Radcliffe targets course record in New York City Marathon
PAULA Radcliffe insists she is in perfect shape to break the course record as she vies for her fourth New York City Marathon win on Sunday.
HIGH HOPES: Paula Radcliffe targets course record in New York Marathon
The 35-year old goes into the event as overwhelming favourite following the withdrawal of 2009 LA Marathon winner Tatyana Petrova of Russia and last year's Boston Marathon champion Dire Tune.
Radcliffe, whose 2003 London Marathon time of 2:15:25 hours remains a world record, has fond memories of competing in the Big Apple, having won the event the past two years as well as in 2004, and came within two seconds of breaking the New York City Half Marathon course record in August.
And despite an injury-plagued year which has seen the Brit withdraw from the World Athletics Championships and World Half Marathon Championships, Radcliffe is adamant she can end 2009 on a high by dipping under Kenyan Margaret Okayo's 2003 course record of 2:22:31 hrs in New York.
"I'm positive Okayo's time can be beaten and I know I have it in me to do it," said Radcliffe, who will be running her first marathon since surgery to remove a bunion in March.
"It often depends on how you feel on the day and the main objective is to win the race but in my mind, the record is there to be broken.
"I may not have run one in a while but I'm confident I've got the runs behind me to complete a marathon.
"There may have been a few withdrawals but I still feel like it could be a really competitive race - in running you always have to be ready for someone new to come and challenge but I'm going to stick to my race plan and see how it pans out."
With the countdown to the London Olympics hitting the 1000 day mark on Saturday, the spotlight is beginning to grow on Radcliffe as she prepares to break her Olympic duck in what may well be her last marathon in three years' time.
And while the stress of picking up the only major medal to elude her so far has affected the Brit in the past, Radcliffe she will be approaching 2012 with a much more relaxed attitude.
Such is Radcliffe's change in approach, the Brit admitted she is likely to try for another child next year rather than competing in the European Athletics Championships or Commonwealth Games.

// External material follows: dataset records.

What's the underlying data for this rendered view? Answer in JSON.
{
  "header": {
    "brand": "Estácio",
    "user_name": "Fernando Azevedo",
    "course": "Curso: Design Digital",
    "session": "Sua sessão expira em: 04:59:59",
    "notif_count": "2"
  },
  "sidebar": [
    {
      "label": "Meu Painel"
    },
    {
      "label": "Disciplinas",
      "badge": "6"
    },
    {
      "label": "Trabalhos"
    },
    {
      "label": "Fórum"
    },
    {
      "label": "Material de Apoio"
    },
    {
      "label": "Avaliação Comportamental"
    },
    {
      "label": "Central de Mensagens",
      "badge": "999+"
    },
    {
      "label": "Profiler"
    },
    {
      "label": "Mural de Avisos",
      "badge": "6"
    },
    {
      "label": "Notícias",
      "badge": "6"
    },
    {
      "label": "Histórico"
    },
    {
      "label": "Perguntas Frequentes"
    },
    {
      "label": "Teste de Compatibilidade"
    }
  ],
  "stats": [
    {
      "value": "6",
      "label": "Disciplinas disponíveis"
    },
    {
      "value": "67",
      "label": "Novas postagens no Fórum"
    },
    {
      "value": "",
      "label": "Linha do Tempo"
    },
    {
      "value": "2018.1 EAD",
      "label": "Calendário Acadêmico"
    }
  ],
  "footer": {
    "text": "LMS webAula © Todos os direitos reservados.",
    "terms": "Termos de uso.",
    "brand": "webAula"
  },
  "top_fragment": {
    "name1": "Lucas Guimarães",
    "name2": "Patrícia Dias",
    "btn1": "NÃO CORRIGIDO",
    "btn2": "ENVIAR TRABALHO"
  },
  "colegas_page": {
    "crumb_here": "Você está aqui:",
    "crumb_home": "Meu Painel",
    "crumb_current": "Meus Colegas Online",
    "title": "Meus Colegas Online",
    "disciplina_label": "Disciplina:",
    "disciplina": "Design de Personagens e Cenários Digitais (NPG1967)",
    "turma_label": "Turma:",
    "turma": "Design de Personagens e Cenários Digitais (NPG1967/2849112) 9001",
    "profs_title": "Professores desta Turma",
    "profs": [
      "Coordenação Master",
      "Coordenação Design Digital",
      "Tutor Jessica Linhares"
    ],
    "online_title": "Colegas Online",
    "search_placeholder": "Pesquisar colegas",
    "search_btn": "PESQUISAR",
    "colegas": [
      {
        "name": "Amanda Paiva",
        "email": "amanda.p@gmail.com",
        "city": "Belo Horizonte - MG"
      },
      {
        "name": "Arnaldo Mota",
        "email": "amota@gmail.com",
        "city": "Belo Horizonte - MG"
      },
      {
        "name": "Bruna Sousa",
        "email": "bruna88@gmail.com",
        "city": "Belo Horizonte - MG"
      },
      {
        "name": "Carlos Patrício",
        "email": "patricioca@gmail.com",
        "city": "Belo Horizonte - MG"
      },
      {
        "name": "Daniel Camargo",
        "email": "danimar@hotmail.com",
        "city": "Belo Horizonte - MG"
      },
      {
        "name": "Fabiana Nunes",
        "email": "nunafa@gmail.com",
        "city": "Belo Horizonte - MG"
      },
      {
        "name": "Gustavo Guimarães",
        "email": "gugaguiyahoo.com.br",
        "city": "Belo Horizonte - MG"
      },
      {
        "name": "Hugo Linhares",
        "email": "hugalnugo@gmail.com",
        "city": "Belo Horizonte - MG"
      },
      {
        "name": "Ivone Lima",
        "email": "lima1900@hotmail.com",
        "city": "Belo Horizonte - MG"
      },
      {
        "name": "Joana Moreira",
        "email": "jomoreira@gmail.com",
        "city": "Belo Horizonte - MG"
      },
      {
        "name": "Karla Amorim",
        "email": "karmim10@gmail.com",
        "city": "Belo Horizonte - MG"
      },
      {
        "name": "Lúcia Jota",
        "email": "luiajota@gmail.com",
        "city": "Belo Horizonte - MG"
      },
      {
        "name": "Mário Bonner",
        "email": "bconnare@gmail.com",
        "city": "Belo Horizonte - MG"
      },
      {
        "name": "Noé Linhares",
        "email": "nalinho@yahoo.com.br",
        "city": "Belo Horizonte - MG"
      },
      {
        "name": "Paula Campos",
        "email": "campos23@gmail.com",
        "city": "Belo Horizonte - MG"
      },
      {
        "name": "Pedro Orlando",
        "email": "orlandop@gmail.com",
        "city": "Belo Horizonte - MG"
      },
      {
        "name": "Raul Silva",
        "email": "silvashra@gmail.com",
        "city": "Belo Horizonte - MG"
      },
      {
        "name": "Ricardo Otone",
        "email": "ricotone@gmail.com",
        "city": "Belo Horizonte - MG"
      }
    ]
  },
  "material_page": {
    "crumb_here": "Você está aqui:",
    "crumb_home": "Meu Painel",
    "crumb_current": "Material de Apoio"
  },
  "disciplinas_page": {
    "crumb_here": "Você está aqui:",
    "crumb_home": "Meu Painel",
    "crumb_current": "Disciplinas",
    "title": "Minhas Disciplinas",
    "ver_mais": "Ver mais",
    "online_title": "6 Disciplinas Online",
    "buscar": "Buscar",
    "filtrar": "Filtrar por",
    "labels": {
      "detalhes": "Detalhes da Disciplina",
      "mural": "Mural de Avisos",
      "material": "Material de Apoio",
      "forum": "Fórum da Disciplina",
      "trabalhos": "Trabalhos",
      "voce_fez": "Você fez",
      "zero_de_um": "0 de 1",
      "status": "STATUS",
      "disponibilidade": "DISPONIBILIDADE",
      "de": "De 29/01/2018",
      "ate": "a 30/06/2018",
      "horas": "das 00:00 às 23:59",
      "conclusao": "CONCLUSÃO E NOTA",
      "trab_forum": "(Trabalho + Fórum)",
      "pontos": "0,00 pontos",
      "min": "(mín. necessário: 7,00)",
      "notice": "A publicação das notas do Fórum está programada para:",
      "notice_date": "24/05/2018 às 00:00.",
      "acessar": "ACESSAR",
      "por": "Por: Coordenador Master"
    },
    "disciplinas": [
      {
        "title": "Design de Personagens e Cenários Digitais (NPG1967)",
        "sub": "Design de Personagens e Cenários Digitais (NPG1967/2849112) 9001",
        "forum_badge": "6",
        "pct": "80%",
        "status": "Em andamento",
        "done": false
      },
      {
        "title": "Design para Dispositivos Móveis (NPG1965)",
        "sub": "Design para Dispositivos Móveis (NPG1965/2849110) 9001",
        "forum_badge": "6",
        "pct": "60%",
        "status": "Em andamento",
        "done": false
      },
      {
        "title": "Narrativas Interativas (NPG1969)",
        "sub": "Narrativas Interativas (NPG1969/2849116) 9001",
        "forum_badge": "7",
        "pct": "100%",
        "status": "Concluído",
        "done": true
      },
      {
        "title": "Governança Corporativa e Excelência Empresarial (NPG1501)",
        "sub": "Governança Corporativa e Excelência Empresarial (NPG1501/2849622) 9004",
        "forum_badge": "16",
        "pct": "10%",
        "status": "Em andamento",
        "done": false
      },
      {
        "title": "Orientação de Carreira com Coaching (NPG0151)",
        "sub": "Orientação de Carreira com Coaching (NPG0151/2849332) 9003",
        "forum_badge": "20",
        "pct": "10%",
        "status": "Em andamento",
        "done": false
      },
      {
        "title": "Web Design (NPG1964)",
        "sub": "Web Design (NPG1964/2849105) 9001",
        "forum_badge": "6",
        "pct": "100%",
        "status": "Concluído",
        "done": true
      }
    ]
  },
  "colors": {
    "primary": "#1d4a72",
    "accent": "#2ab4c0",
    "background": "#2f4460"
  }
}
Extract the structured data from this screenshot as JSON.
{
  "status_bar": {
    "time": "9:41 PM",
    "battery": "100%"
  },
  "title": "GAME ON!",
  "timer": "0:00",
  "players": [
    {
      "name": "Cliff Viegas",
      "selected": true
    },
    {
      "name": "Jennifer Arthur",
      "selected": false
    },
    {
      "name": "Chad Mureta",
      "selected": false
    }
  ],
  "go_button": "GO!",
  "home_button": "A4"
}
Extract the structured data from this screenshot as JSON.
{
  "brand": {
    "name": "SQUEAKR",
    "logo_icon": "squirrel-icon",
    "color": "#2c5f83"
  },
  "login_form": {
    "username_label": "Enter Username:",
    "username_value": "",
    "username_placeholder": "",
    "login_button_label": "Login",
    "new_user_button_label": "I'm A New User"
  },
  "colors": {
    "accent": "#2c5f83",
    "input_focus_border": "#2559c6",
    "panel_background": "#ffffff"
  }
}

"I've learnt to be a lot more relaxed looking forward to the Olympics," said Radcliffe. "It may sound crazy because it will probably be my last shot at Olympic gold but after the disappointment in Athens and Beijing, I've changed my approach.
"It often works against you to get yourself worked up and worried - I know I can only give my best in every race so I'll just concentrate on that.
"I don't want to be obsessed with 2012 because the stress would be too much. I could put off having another child until after the Olympics because I don't want to hamper my preparation but it would just put so much pressure on me."
While Radcliffe is expected to take the honours in the women's race, the men's event looks set to be a more open race with Morocco's two-time world champion Jaouad Gharib favourite but Kenyan's Robert Kipkoech Cheruiyot, James Kwambai and Patrick Makau Musyoki all likely to challenge.